- Subject index
The increasingly important topic of comparative criminal justice is examined from an original and insightful perspective by one of the top scholars in the field. Addressing the need for a globalized criminology, David Nelken looks at why we should study crime and criminal justice in a comparative and international context, and the difficulties we encounter when we do. Evaluating 'global' trends in crime, risk and security, the book draws upon the author’s experience of working in a number of settings around the world. A range of case studies are included to illustrate the discussion, covering areas such as white collar crime, juvenile delinquency, and organized crime.
Chapter 3: Ways of Making Sense
Ways of Making Sense

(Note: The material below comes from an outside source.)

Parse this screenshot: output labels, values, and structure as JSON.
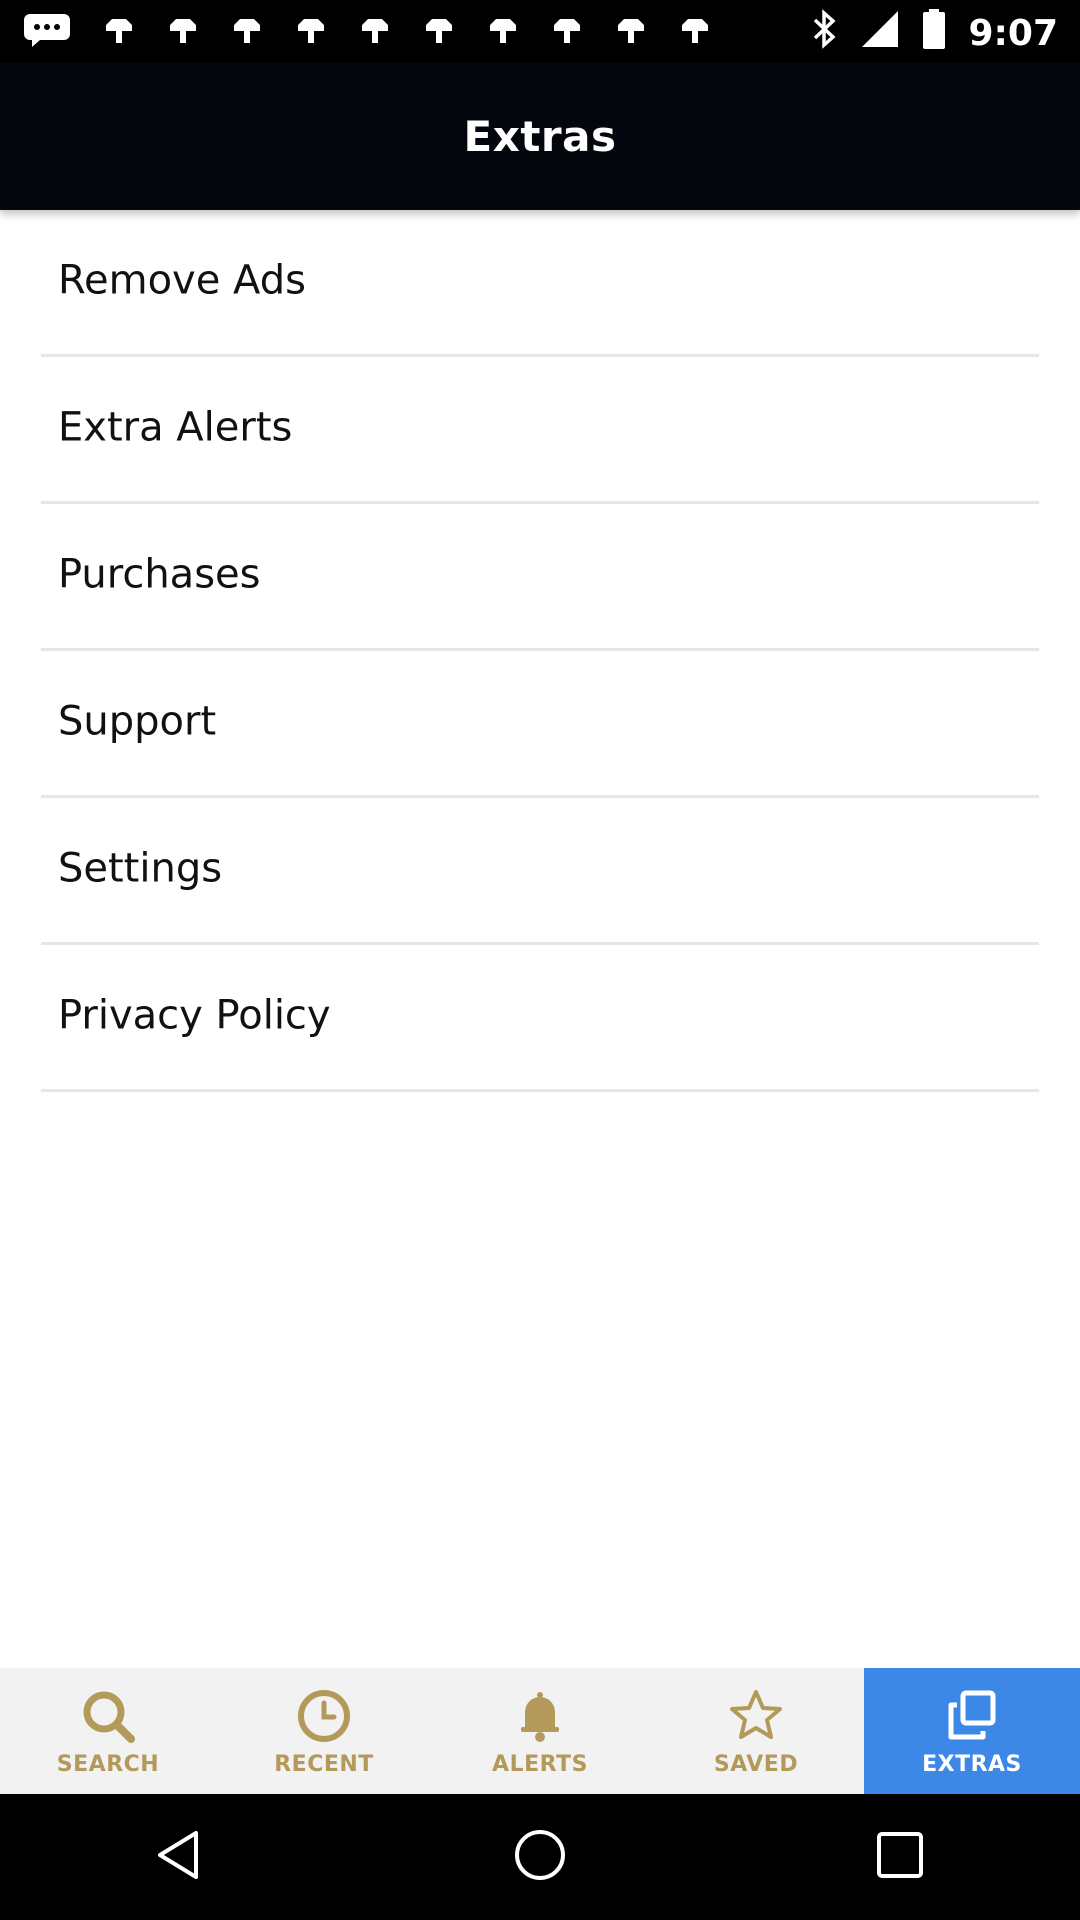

The theoretical approaches we draw on to develop persuasive accounts of the workings of criminal justice in different places will vary according to the topics being investigated. As is seen in some of the most powerful recent analyses, such as those of Garland (2001) or Waquant (2009a, 2009b), we need to ...